What, then, should be done with these grounds? It is understood that as soon as they cease to be used as burying grounds, the fee simple reverts to the city, the churches possessing only a nonfructuary title for the purpose of burying the dead.
The census demonstrates that Albany is destined soon to become a large and important city, which, from its central position and great wealth and industry, will always wield a powerful influence on the State and the whole country. In addition, she is the Capital of the Empire State, the real key-stone of the whole Union. Such a city should have suitable public Park in a central location. The opportunity now presents itself for the City to acquire such a Park in a cheap and economical manner.

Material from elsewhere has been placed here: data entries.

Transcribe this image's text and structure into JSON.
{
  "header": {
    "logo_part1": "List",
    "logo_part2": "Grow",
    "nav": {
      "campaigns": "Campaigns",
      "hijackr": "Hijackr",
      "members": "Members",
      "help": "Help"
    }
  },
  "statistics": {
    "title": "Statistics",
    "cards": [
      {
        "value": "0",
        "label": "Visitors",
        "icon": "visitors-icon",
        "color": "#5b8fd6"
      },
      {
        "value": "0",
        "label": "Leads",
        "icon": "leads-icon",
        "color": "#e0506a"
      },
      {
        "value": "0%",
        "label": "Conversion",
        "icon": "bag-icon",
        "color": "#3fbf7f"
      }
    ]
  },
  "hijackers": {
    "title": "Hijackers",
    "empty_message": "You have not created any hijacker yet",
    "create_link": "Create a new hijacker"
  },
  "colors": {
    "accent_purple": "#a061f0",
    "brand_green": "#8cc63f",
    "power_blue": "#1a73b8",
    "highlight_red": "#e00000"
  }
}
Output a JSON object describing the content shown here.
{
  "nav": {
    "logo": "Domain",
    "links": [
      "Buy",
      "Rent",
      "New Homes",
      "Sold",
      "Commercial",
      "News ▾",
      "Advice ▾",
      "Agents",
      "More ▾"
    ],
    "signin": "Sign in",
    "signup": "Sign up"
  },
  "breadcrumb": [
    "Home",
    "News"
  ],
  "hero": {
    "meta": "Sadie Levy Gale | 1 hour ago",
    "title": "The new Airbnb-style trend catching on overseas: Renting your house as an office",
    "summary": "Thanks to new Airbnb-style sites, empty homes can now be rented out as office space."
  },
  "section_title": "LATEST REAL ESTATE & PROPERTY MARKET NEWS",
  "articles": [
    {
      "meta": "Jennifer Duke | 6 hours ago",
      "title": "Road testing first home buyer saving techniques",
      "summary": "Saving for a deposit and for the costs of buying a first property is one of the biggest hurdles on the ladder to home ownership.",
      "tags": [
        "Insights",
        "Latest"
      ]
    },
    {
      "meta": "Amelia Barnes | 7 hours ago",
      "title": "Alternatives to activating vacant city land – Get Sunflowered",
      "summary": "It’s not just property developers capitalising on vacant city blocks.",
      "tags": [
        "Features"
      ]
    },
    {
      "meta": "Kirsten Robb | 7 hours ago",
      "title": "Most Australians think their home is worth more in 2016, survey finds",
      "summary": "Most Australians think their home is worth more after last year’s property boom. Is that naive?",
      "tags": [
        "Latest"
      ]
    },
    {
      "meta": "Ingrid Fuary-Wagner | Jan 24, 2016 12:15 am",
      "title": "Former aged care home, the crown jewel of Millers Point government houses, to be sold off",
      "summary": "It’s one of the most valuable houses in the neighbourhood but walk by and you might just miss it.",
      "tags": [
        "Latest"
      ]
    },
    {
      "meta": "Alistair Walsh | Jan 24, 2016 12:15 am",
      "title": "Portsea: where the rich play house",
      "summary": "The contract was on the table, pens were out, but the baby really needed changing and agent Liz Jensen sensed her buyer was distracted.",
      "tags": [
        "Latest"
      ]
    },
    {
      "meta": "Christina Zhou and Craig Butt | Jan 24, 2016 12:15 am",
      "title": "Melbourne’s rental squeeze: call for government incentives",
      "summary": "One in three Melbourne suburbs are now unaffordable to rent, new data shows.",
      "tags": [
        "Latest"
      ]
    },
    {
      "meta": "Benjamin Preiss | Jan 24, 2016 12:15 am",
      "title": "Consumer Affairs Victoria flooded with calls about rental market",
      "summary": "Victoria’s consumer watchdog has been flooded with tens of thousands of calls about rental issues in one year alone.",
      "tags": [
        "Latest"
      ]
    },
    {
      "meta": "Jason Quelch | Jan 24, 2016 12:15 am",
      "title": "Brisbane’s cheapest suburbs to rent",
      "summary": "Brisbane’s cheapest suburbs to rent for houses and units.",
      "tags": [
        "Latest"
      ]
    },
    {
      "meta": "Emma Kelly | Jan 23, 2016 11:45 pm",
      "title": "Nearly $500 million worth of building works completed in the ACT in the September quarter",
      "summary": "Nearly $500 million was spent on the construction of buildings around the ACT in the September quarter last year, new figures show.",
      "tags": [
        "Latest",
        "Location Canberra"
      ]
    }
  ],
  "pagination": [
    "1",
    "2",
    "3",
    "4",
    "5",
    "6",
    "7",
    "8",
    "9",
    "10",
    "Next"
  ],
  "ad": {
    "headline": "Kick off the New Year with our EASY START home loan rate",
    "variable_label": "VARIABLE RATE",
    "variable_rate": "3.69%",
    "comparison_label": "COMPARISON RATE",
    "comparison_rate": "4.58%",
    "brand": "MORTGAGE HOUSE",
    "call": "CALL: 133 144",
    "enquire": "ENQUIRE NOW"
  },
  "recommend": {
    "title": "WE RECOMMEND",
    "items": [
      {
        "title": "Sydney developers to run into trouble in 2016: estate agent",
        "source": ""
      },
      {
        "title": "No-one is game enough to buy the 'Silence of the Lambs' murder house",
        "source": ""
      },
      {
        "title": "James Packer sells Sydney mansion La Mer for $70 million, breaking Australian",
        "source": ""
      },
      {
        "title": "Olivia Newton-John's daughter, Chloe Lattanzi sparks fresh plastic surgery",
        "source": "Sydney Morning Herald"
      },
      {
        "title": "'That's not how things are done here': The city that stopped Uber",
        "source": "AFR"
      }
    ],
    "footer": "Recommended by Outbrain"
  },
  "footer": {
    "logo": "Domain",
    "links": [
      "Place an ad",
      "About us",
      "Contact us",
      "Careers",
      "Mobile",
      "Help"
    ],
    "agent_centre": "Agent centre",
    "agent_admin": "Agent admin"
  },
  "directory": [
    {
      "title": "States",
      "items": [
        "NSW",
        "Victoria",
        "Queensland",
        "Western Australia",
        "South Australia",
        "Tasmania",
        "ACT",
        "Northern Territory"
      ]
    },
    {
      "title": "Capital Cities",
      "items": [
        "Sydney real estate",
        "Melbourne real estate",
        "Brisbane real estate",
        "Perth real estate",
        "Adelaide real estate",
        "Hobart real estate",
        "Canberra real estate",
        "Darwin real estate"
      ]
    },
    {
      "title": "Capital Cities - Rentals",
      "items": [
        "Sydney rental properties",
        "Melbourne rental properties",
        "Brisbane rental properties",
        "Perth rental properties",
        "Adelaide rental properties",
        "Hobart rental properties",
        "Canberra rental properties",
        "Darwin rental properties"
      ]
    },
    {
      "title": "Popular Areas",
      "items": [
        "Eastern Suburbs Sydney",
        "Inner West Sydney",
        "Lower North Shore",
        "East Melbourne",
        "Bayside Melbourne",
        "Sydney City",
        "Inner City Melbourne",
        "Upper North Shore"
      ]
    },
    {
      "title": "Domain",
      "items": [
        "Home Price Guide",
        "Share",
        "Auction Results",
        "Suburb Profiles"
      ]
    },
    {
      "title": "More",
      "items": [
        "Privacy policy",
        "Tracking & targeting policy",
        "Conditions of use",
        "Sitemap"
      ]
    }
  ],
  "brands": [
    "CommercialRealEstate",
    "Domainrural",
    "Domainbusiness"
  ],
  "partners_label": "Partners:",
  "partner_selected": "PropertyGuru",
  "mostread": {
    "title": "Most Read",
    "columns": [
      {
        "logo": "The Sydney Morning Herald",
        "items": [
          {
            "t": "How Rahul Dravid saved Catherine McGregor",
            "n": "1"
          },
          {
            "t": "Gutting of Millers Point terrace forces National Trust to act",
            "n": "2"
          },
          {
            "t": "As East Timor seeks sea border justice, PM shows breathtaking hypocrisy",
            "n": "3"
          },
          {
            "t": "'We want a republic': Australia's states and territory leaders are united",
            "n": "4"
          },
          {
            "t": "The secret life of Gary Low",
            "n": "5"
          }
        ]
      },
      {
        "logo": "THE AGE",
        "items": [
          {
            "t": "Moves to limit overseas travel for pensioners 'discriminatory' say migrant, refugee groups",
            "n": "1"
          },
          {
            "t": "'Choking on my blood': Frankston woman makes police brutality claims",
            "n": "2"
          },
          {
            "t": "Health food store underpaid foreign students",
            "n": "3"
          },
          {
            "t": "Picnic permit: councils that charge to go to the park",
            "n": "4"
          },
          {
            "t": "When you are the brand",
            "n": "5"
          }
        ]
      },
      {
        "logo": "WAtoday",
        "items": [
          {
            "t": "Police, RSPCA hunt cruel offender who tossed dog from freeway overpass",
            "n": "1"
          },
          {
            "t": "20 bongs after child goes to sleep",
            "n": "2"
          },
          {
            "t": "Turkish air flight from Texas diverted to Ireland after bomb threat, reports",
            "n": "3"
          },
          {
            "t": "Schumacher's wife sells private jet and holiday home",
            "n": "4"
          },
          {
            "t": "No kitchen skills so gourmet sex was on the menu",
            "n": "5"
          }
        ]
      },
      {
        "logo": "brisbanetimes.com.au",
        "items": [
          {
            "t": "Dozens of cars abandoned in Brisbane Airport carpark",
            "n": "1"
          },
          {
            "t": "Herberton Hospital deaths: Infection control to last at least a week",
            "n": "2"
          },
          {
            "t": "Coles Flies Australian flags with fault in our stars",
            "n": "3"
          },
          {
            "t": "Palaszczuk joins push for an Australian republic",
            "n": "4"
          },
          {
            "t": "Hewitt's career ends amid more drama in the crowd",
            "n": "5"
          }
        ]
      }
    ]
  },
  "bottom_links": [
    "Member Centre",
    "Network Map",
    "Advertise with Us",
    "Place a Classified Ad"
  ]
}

The Washington Park would be nearly fifteen hundred feet square, including streets, bounded on the north by State street, on the south by Lydius street, on the east by the Washington Parade Ground, on the west by Robin street. A single glance at the city map will show its central and commanding position. The greater part of the residences in Albany will soon be situated west of Eagle street; the future rapid progress of the city westward (a singular fact in the history of many cities) is now a well settled opinion in the minds of all observant and shrewd Albanians. Shall we make Albany worthy of its past and future history, by seizing the present opportune moment for procuring a great central Park, which will elevate the morale of the whole city, improve our character and reputation abroad, and provide in a suitable manner for the hundred thousand of human beings destined soon to be embraced in our municipality? If the opportunity is suffered to pass, Albany will assuredly live to regret it, and the future will not present it again.
The most expansive portion of the proposed Park would be that on the west side of Knox street, fronting on the Parade Ground; but if this block should present an unsurmountable objection on the account of expense, it might be excluded from the Park and left to private ownership, forming a block say three hundred feet deep, containing about ten acres west of the Parade Ground and east of the new Park, on which one block of houses could be erected facing the Parade Ground, and another facing the new Park. An avenue one hundred or more feet wide could connect the Park with the Parade Ground. The Park would then contain about forty acres, and including the Parade Ground, three hundred feet distant from it, would embrace fifty acres.
It is not essential to the success of the proposed Washington Park that the bodies should be immediately removed from the old burying grounds, if future burials therein should be prohibited.
Monuments to the honored and distinguished dead are not in themselves inappropriate ornaments or mementos in public Parks and pleasure grounds; on the contrary, if the bones of our great men reposed therein, with suitable monuments and protection, the equestrian and other statues of our heroes would be honored with additional sanctity and power for the education and improvement of the people.
When statues or monuments shall be erected in the ancient Capital of New York to her Schuylers, Gansevoorts, Van Vechtens, Spencers, Kents, Van Rensselaers, Buells and Hills, they should be placeed in the public Parks and pleasure grounds, so that the beauties of Nature and the virtues of the dead might vie with each other in the work of instructing and elevation all classes of our citizens.
European cities are being desolated with the battle of contending armies, and impoverished by forced contributions and voluntary payments of large sums of money to support hundreds of thousands of soldiers; we are enjoying peace and plenty; let us now, in this appropriate season, dedicate to the public a suitable and noble Park which will be the pride and ornament of the Capital of the Excelsior State.
We bespeak for the Washington Park that calm, wise, and considerate situation which the importance of the subject to the best interests of the city demands. W.